Fogo Island and Branco, Raso and Cima islets. It is likely to have a wider distribution in the archipelago, although it is still awaiting confirmation.
Length 25-29 cm; Wings 63-73 cm
Species rarely seen from land, it is much more common to observe it in passing, when in boats on the high seas, gliding over the water surface. As a colonial species, unlike other members of his family, the João-preto does not dig his nest and prefers to use natural cavities between stones or under vegetation, nests made by other species, or even artificial ones. The pairs, faithful to their partner, in Cape Verde reproduce from April to September, laying only one egg per year that both incubate and, later, take care of the young. The egg is laid in early June, hatches in mid-July and the chick leaves the nest in mid-September. The call of this species, exclusively made when in the nest, is very characteristic and resembles the barking of a dog. It feeds mainly on fish and squid, although crustaceans and small invertebrates comprise a small proportion of its diet.
The threats to João-preto are mainly related to the mortality associated with the accidental capture by longlines of the fishing activity, the predation by introduced mammals (rats, rats, cats) and terrestrial birds (ex: raven) and the destruction and loss habitat of nesting zones.
Curiosity: James Bulwer, a Scottish priest and naturalist amateur, in 1828 first discovered this species in the Portuguese Desert Islands, giving rise to the English name of Bulwer's petrel.
The work of the Biosphere

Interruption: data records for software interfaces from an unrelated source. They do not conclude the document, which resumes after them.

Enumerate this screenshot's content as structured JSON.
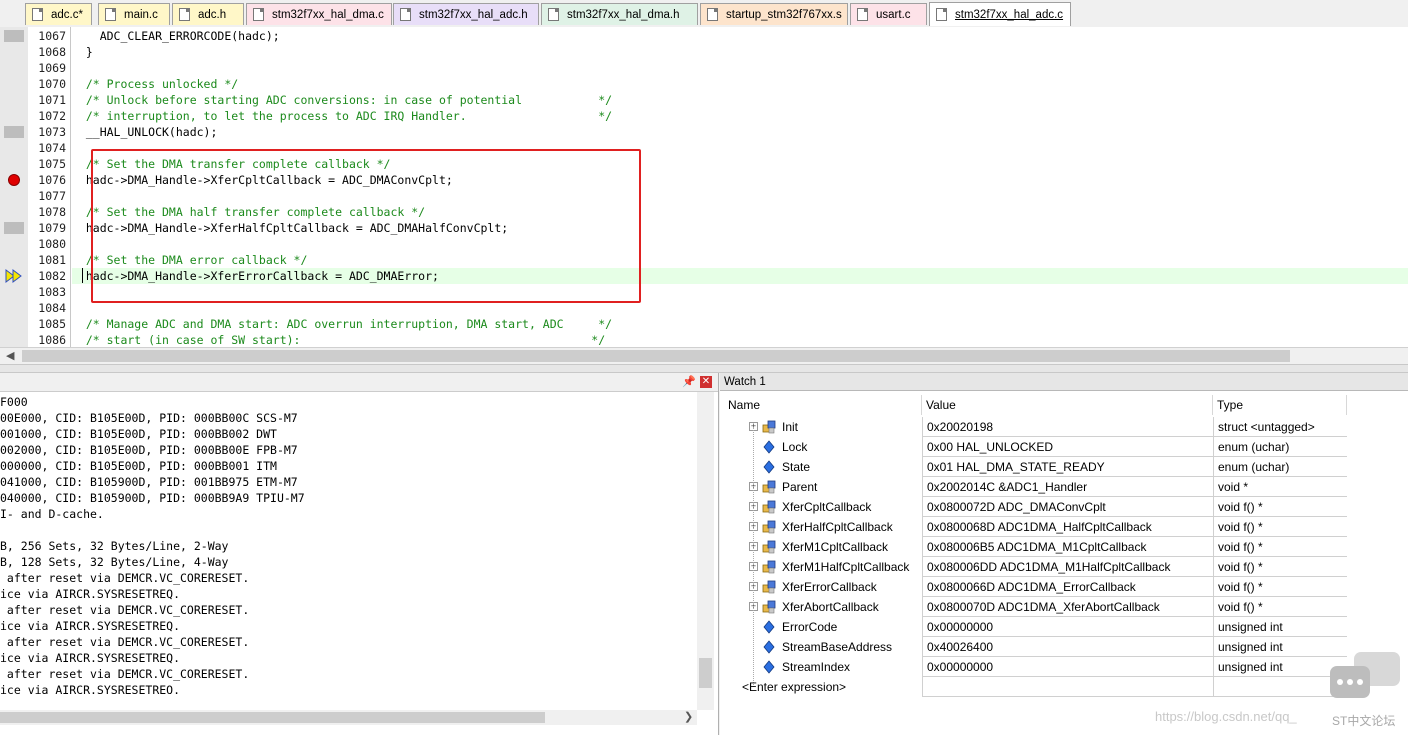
{
  "tabs": [
    {
      "label": "adc.c*",
      "color": "#fff7c8",
      "active": false
    },
    {
      "label": "main.c",
      "color": "#fff7c8",
      "active": false
    },
    {
      "label": "adc.h",
      "color": "#fff7c8",
      "active": false
    },
    {
      "label": "stm32f7xx_hal_dma.c",
      "color": "#fde2e8",
      "active": false
    },
    {
      "label": "stm32f7xx_hal_adc.h",
      "color": "#e8def8",
      "active": false
    },
    {
      "label": "stm32f7xx_hal_dma.h",
      "color": "#dff2e6",
      "active": false
    },
    {
      "label": "startup_stm32f767xx.s",
      "color": "#fde4cc",
      "active": false
    },
    {
      "label": "usart.c",
      "color": "#fde2e8",
      "active": false
    },
    {
      "label": "stm32f7xx_hal_adc.c",
      "color": "#ffffff",
      "active": true
    }
  ],
  "editor": {
    "lines": [
      {
        "num": "1067",
        "code": "    ADC_CLEAR_ERRORCODE(hadc);",
        "comment": false,
        "marker": "gray"
      },
      {
        "num": "1068",
        "code": "  }",
        "comment": false,
        "marker": ""
      },
      {
        "num": "1069",
        "code": "",
        "comment": false,
        "marker": ""
      },
      {
        "num": "1070",
        "code": "  /* Process unlocked */",
        "comment": true,
        "marker": ""
      },
      {
        "num": "1071",
        "code": "  /* Unlock before starting ADC conversions: in case of potential           */",
        "comment": true,
        "marker": ""
      },
      {
        "num": "1072",
        "code": "  /* interruption, to let the process to ADC IRQ Handler.                   */",
        "comment": true,
        "marker": ""
      },
      {
        "num": "1073",
        "code": "  __HAL_UNLOCK(hadc);",
        "comment": false,
        "marker": "gray"
      },
      {
        "num": "1074",
        "code": "",
        "comment": false,
        "marker": ""
      },
      {
        "num": "1075",
        "code": "  /* Set the DMA transfer complete callback */",
        "comment": true,
        "marker": ""
      },
      {
        "num": "1076",
        "code": "  hadc->DMA_Handle->XferCpltCallback = ADC_DMAConvCplt;",
        "comment": false,
        "marker": "breakpoint"
      },
      {
        "num": "1077",
        "code": "",
        "comment": false,
        "marker": ""
      },
      {
        "num": "1078",
        "code": "  /* Set the DMA half transfer complete callback */",
        "comment": true,
        "marker": ""
      },
      {
        "num": "1079",
        "code": "  hadc->DMA_Handle->XferHalfCpltCallback = ADC_DMAHalfConvCplt;",
        "comment": false,
        "marker": "gray"
      },
      {
        "num": "1080",
        "code": "",
        "comment": false,
        "marker": ""
      },
      {
        "num": "1081",
        "code": "  /* Set the DMA error callback */",
        "comment": true,
        "marker": ""
      },
      {
        "num": "1082",
        "code": "  hadc->DMA_Handle->XferErrorCallback = ADC_DMAError;",
        "comment": false,
        "marker": "current"
      },
      {
        "num": "1083",
        "code": "",
        "comment": false,
        "marker": ""
      },
      {
        "num": "1084",
        "code": "",
        "comment": false,
        "marker": ""
      },
      {
        "num": "1085",
        "code": "  /* Manage ADC and DMA start: ADC overrun interruption, DMA start, ADC     */",
        "comment": true,
        "marker": ""
      },
      {
        "num": "1086",
        "code": "  /* start (in case of SW start):                                          */",
        "comment": true,
        "marker": ""
      }
    ]
  },
  "command": {
    "lines": [
      "F000",
      "00E000, CID: B105E00D, PID: 000BB00C SCS-M7",
      "001000, CID: B105E00D, PID: 000BB002 DWT",
      "002000, CID: B105E00D, PID: 000BB00E FPB-M7",
      "000000, CID: B105E00D, PID: 000BB001 ITM",
      "041000, CID: B105900D, PID: 001BB975 ETM-M7",
      "040000, CID: B105900D, PID: 000BB9A9 TPIU-M7",
      "I- and D-cache.",
      "",
      "B, 256 Sets, 32 Bytes/Line, 2-Way",
      "B, 128 Sets, 32 Bytes/Line, 4-Way",
      " after reset via DEMCR.VC_CORERESET.",
      "ice via AIRCR.SYSRESETREQ.",
      " after reset via DEMCR.VC_CORERESET.",
      "ice via AIRCR.SYSRESETREQ.",
      " after reset via DEMCR.VC_CORERESET.",
      "ice via AIRCR.SYSRESETREQ.",
      " after reset via DEMCR.VC_CORERESET.",
      "ice via AIRCR.SYSRESETREQ."
    ]
  },
  "watch": {
    "title": "Watch 1",
    "headers": {
      "name": "Name",
      "value": "Value",
      "type": "Type"
    },
    "rows": [
      {
        "name": "Init",
        "value": "0x20020198",
        "type": "struct <untagged>",
        "expandable": true,
        "icon": "struct-icon"
      },
      {
        "name": "Lock",
        "value": "0x00 HAL_UNLOCKED",
        "type": "enum (uchar)",
        "expandable": false,
        "icon": "variable-icon"
      },
      {
        "name": "State",
        "value": "0x01 HAL_DMA_STATE_READY",
        "type": "enum (uchar)",
        "expandable": false,
        "icon": "variable-icon"
      },
      {
        "name": "Parent",
        "value": "0x2002014C &ADC1_Handler",
        "type": "void *",
        "expandable": true,
        "icon": "struct-icon"
      },
      {
        "name": "XferCpltCallback",
        "value": "0x0800072D ADC_DMAConvCplt",
        "type": "void f()  *",
        "expandable": true,
        "icon": "struct-icon"
      },
      {
        "name": "XferHalfCpltCallback",
        "value": "0x0800068D ADC1DMA_HalfCpltCallback",
        "type": "void f()  *",
        "expandable": true,
        "icon": "struct-icon"
      },
      {
        "name": "XferM1CpltCallback",
        "value": "0x080006B5 ADC1DMA_M1CpltCallback",
        "type": "void f()  *",
        "expandable": true,
        "icon": "struct-icon"
      },
      {
        "name": "XferM1HalfCpltCallback",
        "value": "0x080006DD ADC1DMA_M1HalfCpltCallback",
        "type": "void f()  *",
        "expandable": true,
        "icon": "struct-icon"
      },
      {
        "name": "XferErrorCallback",
        "value": "0x0800066D ADC1DMA_ErrorCallback",
        "type": "void f()  *",
        "expandable": true,
        "icon": "struct-icon"
      },
      {
        "name": "XferAbortCallback",
        "value": "0x0800070D ADC1DMA_XferAbortCallback",
        "type": "void f()  *",
        "expandable": true,
        "icon": "struct-icon"
      },
      {
        "name": "ErrorCode",
        "value": "0x00000000",
        "type": "unsigned int",
        "expandable": false,
        "icon": "variable-icon"
      },
      {
        "name": "StreamBaseAddress",
        "value": "0x40026400",
        "type": "unsigned int",
        "expandable": false,
        "icon": "variable-icon"
      },
      {
        "name": "StreamIndex",
        "value": "0x00000000",
        "type": "unsigned int",
        "expandable": false,
        "icon": "variable-icon"
      }
    ],
    "enter_expression": "<Enter expression>"
  },
  "watermark": "https://blog.csdn.net/qq_",
  "logo_text": "ST中文论坛",
  "colors": {
    "comment": "#1c8a1c",
    "highlight": "#e6ffe6",
    "redbox": "#e02020"
  }
}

Little is known about their reproductive biology, namely on the brooding behavior, incubation periods and growth patterns of the offspring. There are no subspecies described for João-preto, although reproductive phenology is divergent between the colonies of Cape Verde, with reproduction on the islet of Cima (Sotavento) starting about two months earlier than on the islet Raso (Barlavento). In partnership with the University of Coimbra (MARE-UC), several studies have been carried out since 2013 to fill this information gap, especially with regard to its population size in the Raso islet, reproductive biology, food ecology, distribution and identification of threats to the species.